WORK INSTRUCTION
A line belongs in the answer only if it contains the word "JSON"; copy every such line from the listing below.

Start of PROVIDED MATERIAL

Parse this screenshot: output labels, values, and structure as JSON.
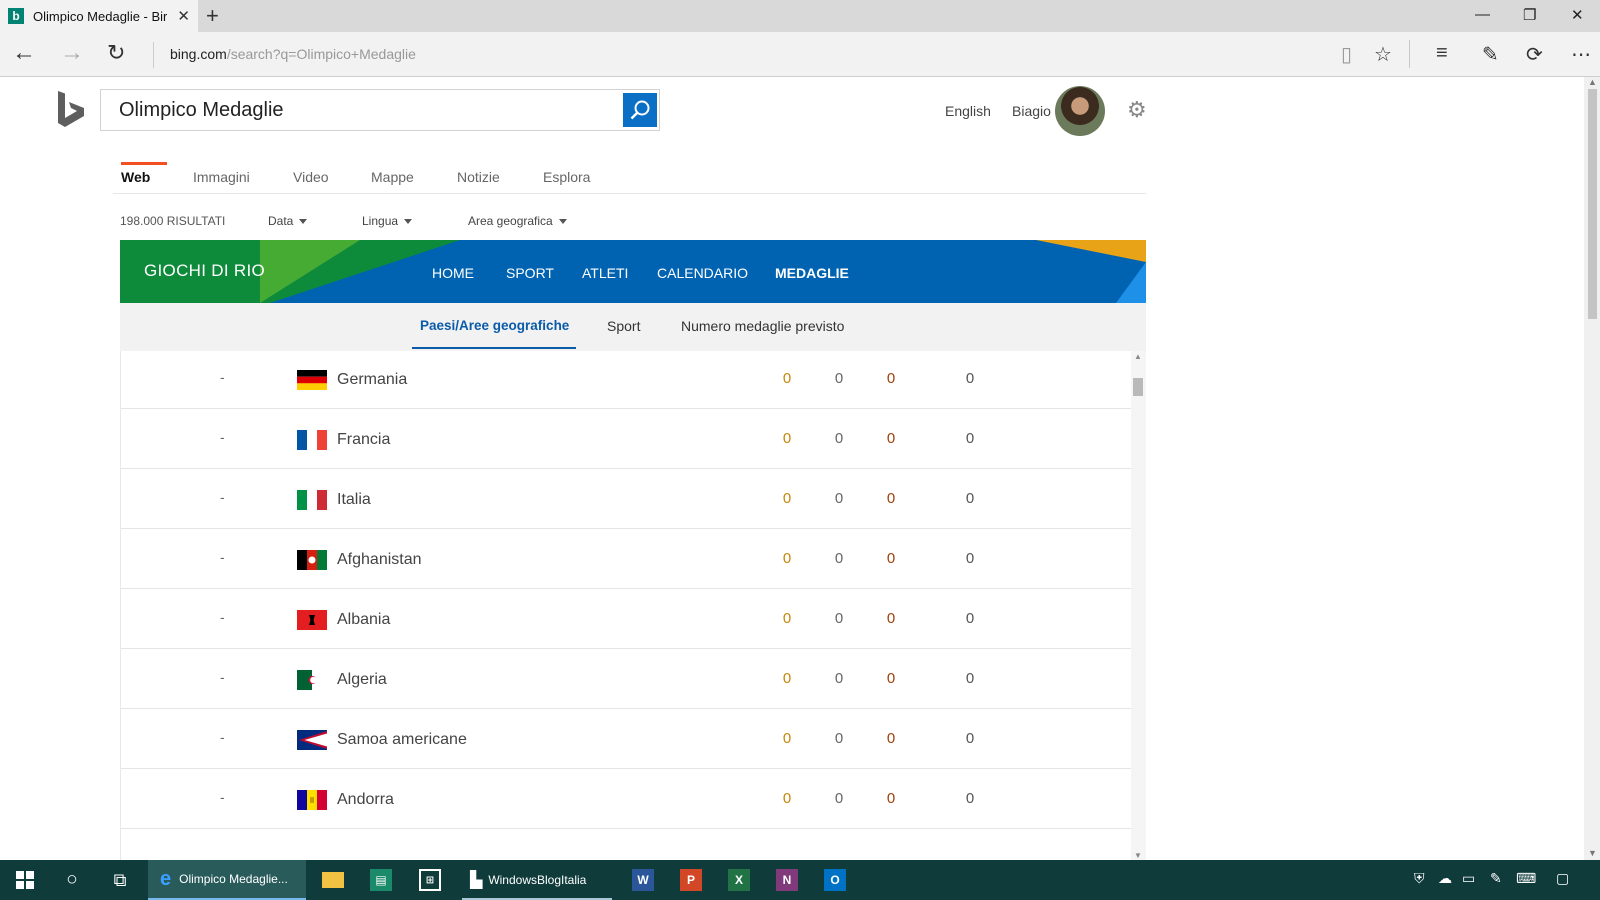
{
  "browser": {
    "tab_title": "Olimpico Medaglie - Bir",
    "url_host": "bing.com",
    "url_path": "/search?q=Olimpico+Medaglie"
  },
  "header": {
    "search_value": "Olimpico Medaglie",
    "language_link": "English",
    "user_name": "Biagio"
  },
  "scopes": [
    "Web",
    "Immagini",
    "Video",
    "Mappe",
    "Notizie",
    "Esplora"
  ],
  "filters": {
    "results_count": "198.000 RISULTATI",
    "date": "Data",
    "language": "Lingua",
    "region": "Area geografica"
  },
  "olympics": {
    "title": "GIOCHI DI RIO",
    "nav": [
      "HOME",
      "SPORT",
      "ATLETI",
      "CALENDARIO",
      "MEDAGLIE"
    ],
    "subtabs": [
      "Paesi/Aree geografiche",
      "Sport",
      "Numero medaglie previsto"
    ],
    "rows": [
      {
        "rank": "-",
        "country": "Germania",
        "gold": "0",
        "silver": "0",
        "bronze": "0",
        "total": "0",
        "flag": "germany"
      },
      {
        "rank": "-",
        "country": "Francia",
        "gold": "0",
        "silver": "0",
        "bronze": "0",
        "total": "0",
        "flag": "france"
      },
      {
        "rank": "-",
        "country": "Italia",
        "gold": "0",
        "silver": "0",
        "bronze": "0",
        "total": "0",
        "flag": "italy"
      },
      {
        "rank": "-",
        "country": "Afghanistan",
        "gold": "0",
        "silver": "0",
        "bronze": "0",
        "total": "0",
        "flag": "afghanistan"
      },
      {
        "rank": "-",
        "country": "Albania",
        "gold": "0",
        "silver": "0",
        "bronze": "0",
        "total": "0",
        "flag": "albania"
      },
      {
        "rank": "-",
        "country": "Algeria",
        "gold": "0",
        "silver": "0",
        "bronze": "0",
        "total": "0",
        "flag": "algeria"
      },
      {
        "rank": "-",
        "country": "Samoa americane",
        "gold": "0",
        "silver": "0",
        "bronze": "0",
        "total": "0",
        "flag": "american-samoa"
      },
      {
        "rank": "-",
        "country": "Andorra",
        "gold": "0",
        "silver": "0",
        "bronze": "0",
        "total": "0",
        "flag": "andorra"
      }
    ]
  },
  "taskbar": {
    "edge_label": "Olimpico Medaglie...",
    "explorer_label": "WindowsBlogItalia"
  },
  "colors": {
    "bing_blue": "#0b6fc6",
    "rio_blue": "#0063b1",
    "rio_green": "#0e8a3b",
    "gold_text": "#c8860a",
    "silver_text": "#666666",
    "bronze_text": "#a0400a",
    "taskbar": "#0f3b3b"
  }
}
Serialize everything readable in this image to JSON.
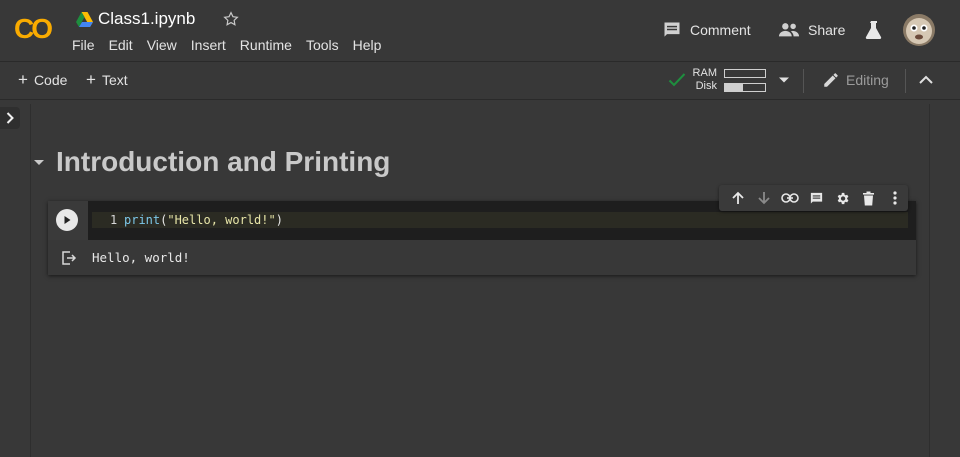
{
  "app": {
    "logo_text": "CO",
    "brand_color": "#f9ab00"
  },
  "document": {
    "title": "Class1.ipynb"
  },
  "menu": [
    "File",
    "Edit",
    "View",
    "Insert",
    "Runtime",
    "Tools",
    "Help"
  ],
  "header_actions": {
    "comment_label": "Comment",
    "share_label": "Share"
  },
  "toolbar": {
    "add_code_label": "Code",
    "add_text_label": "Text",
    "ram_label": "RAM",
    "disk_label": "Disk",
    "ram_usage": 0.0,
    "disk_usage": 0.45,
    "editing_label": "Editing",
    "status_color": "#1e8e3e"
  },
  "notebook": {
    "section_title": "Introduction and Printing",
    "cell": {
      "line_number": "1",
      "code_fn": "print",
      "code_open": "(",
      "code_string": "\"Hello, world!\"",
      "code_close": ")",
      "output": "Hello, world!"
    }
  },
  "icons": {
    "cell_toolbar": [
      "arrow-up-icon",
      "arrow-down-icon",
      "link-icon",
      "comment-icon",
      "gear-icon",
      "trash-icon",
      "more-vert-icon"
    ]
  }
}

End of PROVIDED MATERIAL
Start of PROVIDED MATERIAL

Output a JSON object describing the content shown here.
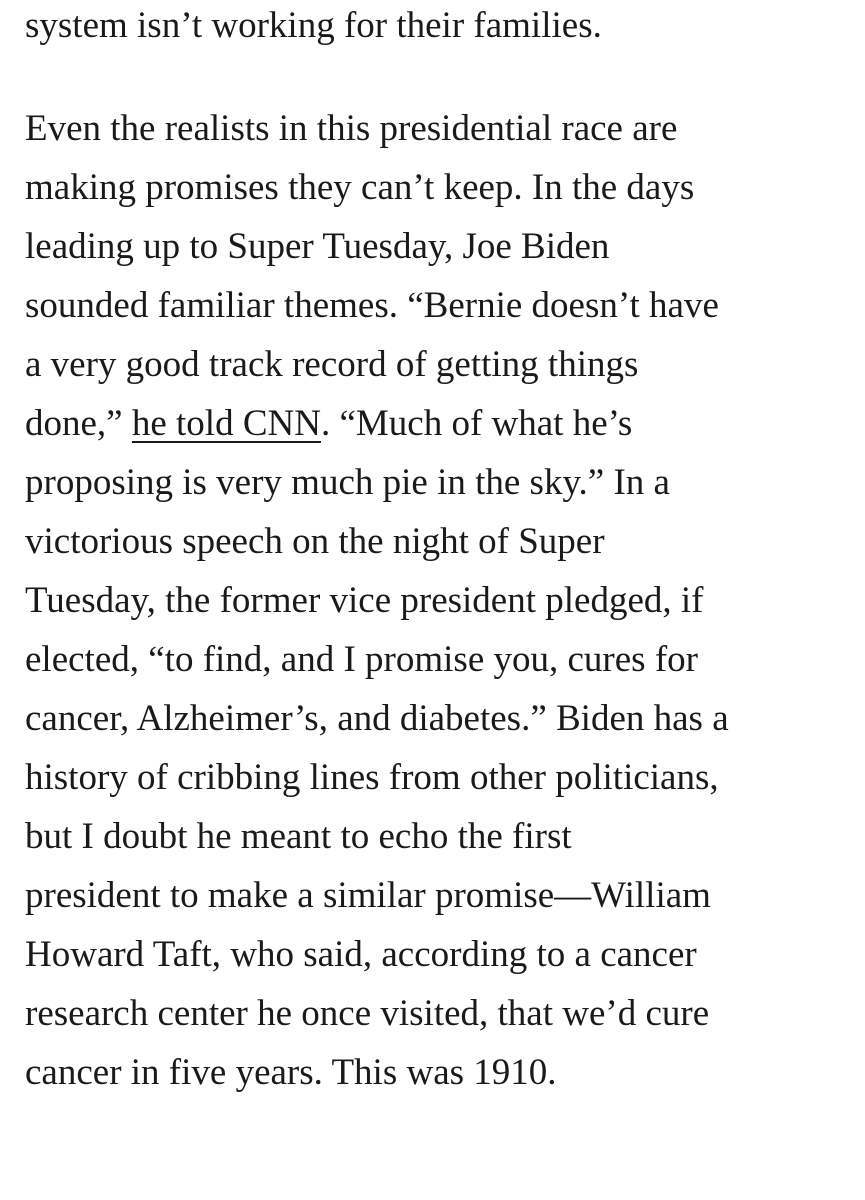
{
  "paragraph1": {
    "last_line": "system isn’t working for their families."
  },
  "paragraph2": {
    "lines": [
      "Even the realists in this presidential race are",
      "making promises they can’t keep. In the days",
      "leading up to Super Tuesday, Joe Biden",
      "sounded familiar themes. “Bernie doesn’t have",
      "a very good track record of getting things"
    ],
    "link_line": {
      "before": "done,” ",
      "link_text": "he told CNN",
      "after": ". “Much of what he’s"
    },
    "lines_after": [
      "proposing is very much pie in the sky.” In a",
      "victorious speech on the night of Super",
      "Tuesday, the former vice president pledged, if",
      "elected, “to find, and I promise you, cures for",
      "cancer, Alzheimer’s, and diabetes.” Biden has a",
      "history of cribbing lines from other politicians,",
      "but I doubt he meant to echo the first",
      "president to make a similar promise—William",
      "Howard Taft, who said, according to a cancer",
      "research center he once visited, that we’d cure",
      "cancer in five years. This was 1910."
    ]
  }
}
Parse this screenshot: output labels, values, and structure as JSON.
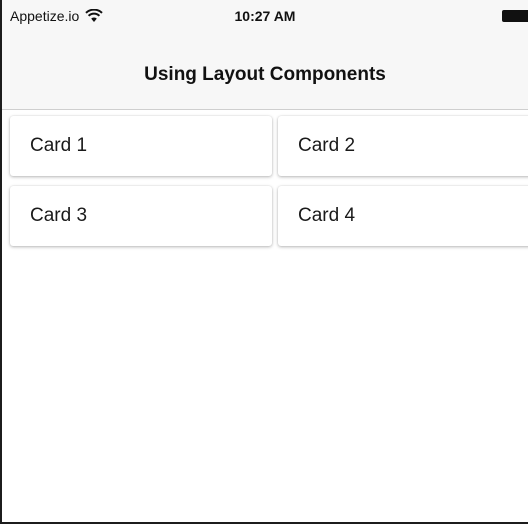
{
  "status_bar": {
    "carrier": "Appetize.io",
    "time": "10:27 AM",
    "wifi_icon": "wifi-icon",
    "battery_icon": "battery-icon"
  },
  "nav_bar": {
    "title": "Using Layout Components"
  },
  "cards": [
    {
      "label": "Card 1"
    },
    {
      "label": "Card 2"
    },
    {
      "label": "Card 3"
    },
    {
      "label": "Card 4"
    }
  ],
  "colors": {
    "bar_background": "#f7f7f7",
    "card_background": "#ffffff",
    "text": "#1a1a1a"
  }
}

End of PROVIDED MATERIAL
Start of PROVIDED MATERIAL

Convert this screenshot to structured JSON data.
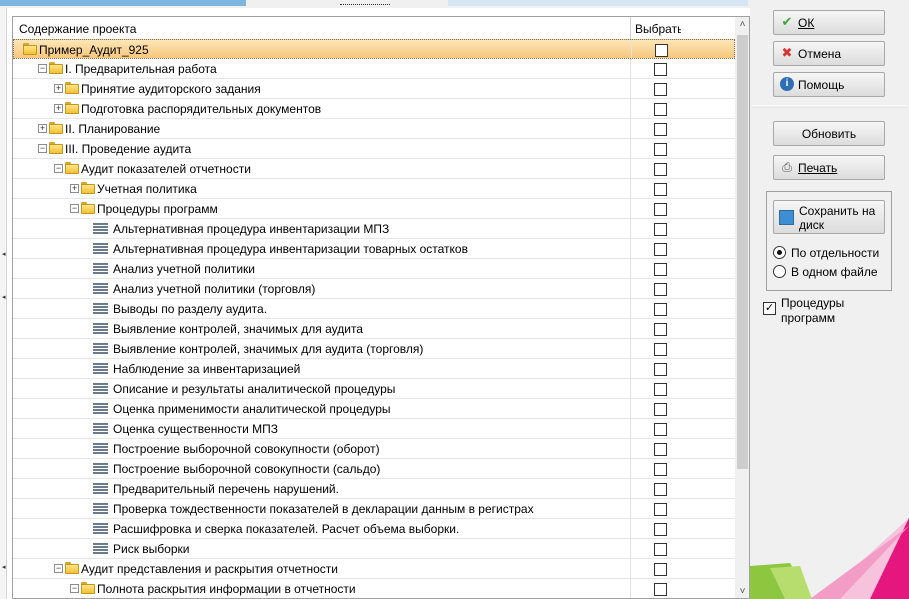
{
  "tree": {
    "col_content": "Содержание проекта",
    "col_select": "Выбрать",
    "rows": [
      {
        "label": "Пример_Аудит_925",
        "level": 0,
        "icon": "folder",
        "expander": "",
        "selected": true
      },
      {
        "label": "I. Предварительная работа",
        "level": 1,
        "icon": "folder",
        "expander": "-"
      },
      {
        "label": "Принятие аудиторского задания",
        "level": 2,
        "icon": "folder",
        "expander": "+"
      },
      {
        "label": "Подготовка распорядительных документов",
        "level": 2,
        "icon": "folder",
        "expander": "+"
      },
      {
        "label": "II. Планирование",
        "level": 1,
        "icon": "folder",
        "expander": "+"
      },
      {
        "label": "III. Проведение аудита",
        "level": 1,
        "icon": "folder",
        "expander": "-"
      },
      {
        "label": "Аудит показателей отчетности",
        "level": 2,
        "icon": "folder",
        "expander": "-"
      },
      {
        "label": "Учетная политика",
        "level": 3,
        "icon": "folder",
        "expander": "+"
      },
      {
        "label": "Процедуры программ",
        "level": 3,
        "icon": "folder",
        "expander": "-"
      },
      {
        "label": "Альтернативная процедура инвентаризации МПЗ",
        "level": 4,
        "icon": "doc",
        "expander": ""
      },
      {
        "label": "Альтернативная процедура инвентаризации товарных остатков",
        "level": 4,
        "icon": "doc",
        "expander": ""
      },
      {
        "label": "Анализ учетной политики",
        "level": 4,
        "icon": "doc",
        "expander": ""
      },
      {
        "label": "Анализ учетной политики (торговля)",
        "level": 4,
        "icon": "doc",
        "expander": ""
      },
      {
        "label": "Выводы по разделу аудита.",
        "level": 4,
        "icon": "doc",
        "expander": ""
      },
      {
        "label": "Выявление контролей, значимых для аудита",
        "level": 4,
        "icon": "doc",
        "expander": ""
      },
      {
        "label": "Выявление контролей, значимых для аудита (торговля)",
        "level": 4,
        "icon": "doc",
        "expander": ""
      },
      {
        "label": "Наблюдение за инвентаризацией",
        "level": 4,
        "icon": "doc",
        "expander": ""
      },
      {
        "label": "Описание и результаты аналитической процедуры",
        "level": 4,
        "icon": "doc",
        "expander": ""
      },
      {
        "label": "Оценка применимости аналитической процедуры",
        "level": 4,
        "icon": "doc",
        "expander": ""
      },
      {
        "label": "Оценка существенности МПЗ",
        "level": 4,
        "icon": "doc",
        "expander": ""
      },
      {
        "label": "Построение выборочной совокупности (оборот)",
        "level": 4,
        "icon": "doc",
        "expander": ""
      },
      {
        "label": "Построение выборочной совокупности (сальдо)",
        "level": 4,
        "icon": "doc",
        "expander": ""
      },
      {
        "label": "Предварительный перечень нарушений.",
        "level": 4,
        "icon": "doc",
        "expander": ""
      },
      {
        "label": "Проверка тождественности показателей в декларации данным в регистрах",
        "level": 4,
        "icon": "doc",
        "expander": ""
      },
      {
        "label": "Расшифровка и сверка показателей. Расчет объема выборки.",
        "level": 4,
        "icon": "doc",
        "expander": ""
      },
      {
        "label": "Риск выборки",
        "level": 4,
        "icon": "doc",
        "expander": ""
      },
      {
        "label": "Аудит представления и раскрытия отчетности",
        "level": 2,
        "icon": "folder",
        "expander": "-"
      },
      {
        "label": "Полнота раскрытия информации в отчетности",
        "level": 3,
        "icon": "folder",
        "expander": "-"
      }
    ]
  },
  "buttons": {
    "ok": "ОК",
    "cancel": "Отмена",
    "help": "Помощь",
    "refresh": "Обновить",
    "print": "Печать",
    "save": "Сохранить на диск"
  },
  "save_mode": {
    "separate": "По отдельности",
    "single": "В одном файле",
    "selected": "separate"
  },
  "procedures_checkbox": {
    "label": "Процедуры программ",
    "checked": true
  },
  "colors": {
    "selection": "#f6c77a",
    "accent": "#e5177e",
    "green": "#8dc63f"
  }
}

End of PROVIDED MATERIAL

RESULT OF THE EXERCISE
Parse this screenshot: output labels, values, and structure as JSON.
Serialize everything readable in this image to JSON.
Output a JSON object describing the content shown here.
Parse this screenshot: output labels, values, and structure as JSON.
Convert this screenshot to structured JSON data.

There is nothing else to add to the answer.